Why I Curse on My Blog
Blog subscribers come and go; that’s just the nature of the beast. People unsubscribe when the content bores, when pictures or recipes suck, when nothing unique or original is being produced. And I have noticed, on my blog in particular, that people unsubscribe whenever a few choice dirty words are dropped on the page.
I mean, it could just be coincidental…but I really think it’s not. Every time I have sworn on a blog post, at least two or three people unsubscribed shortly after. Because I only post about once a week, it’s pretty easy to surmise which was the offending post. I recently described the rat in my apartment as both an asshole and a filthy motherfucker, and I still can’t think of more accurate ways to describe that little bastard. I don’t know much about the values or leanings of the majority of my readers, but I can say with confidence I am not offending my girlfriends in Queens, because they’re the ones writing comments on my FB wall like, “Loved this post Jenn. You cursed twice…and it was the good one.”
So let’s talk about profanity.
My clients almost always apologize after cursing in session for the first time. I establish very quickly that they should never censor themselves in therapy.
“This is your space. You can say anything you want in here,” I tell them, and mean it. I almost always follow up with, “Trust me, I’ve heard that word before and I say it myself.” But this wasn’t always the case.
I was the most straight-laced teenager on the planet, and spent my formative years actively avoiding colorful and potentially offensive language. I grew up in a sweet and charming beach town called Galveston, which was recently named one of the Top 10 Friendliest Small Cities in America. When it was time for yearbook favorites, I was nominated in the category of “Most Courteous”, the teenage equivalent of “Biggest Waste of Hormonal Mood Swings” or “Person We’d Secretly Like to Punch in the Face”. It’s embarrassing to admit, but I was definitely not the Jennifer Lawrence of my high school. I was Anne Hathaway.
I didn’t start cursing until my early 20s after taking to the hard, mean streets of New York City, a town where the gutters run with filth and the mouths follow suit. On my first day of work in publishing, my editor gave me the office tour. When she referred to the ladies’ restroom as “the john”, I knew a tide was turning and that my mind and mouth were about to become much dirtier places.

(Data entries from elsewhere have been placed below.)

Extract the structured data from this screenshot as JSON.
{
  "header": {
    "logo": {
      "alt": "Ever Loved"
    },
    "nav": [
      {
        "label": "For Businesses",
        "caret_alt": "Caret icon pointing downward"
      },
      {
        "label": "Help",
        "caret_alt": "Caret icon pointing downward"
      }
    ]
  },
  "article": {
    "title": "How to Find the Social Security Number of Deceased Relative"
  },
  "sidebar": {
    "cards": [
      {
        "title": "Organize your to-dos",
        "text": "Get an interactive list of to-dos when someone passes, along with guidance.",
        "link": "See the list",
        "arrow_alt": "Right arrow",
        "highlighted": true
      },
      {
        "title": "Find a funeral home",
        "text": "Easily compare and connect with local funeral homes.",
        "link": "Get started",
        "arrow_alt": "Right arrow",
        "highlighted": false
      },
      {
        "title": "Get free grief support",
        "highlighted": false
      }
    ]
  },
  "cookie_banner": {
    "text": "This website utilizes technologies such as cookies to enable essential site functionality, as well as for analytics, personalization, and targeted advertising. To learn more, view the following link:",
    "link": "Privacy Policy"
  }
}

I don’t remember when I finally pulled the trigger on dropping my first F-bomb, but I’m sure it was an occasion befitting such vulgarity. I do, however, remember feeling very empowered and genuine and free, because I felt as though I was truly getting my point across. Sometimes a well-placed curse word really capures a feeling, and being all mamby-pamby with language can dilute the strength of the message. Case in point: The mother of my best friend in high school is a beautiful and elegant woman who would yell, “Ohhhhhhhh, double-darn!” when someone cut her off in traffic. You could tell by her hesitation that she really wanted to scream something else, and if she had, I’m sure she would have felt tremendous satisfaction and significant tension release. She also would have shocked the hell out of everyone in the car.

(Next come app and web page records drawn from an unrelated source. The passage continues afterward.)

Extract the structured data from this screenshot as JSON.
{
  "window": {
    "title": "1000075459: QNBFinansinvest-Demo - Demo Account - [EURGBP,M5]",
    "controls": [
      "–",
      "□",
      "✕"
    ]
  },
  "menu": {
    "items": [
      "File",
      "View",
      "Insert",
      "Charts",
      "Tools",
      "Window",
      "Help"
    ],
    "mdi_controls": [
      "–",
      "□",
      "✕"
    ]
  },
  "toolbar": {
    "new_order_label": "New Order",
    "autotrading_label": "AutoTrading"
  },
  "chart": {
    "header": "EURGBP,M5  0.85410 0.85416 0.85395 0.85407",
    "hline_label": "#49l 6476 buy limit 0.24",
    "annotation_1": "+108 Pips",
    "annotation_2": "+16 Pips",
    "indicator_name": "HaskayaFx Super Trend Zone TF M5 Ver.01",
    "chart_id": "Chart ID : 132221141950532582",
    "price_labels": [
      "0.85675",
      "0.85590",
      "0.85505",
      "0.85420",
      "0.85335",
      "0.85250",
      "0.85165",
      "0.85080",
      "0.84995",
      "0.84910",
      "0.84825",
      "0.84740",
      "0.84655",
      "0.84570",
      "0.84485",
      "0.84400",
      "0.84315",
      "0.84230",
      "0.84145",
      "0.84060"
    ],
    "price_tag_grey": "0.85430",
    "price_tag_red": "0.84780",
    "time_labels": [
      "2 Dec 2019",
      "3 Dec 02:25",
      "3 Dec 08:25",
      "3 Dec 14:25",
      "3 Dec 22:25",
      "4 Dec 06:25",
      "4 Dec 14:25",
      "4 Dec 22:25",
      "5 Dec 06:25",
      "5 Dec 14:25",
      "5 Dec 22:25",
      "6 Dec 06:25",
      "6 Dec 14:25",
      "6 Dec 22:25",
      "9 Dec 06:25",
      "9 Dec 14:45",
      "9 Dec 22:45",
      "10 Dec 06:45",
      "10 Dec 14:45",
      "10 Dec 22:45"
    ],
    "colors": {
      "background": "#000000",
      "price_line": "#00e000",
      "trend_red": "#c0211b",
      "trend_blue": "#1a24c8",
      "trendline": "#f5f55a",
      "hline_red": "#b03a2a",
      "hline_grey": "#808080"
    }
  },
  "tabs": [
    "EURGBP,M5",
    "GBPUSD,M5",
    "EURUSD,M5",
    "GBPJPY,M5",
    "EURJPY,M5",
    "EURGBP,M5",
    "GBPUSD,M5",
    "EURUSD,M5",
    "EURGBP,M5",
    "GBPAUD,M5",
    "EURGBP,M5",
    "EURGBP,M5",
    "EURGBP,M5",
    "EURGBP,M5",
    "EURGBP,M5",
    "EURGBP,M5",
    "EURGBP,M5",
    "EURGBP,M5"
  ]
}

When someone who rarely curses suddenly says a word as powerful as fuck, people tend to take notice. And that’s why I still use curse words carefully and conservatively—both orally and in writing. I too would like to be described as a beautiful and elegant woman. Still, I’m not willing to censor myself to an unreasonable or unnecessary degree. I think I have a firm grasp of when it’s appropriate and when it’s inappropriate to swear. I don’t curse in staff meetings or around your children. It’s all a personal choice, and I choose to occasionally pepper my writing with profanity for emphasis and descriptive value. I also use it to add humor, which it almost always does. My aim is never to offend, or to water strong words down with overuse. When I use an expletive, it’s always judiciously chosen and for good reason.
If I were writing about food or fashion or home decor on my blog, there would be no real purpose for profanity and I wouldn’t use it. But because this is a story-telling blog, I’m not willing to eliminate descriptive words that could make a story richer, fuller, funnier or more authentic. If I lose a few readers because of those words, that’s a hit worth taking, in my opinion. If I’ve learned anything at all in my short time on this planet it’s that you’ll never please everyone, and if someone is turned off by occasional curse words, this might not be the right blog to read. Still, I can promise that I’ll never intentionally write something truly offensive or overtly controversial, because it’s just not my personal style. Anyone who knows me can attest to that.
And so, as I see the numbers on my subscriber list falling, I pull up my bootstraps, fire up the computer and tell myself the same thing I tell my clients, the ones who tread cautiously while trying to express themselves in an honest, authentic way.
This space is yours. You can say anything you want in here.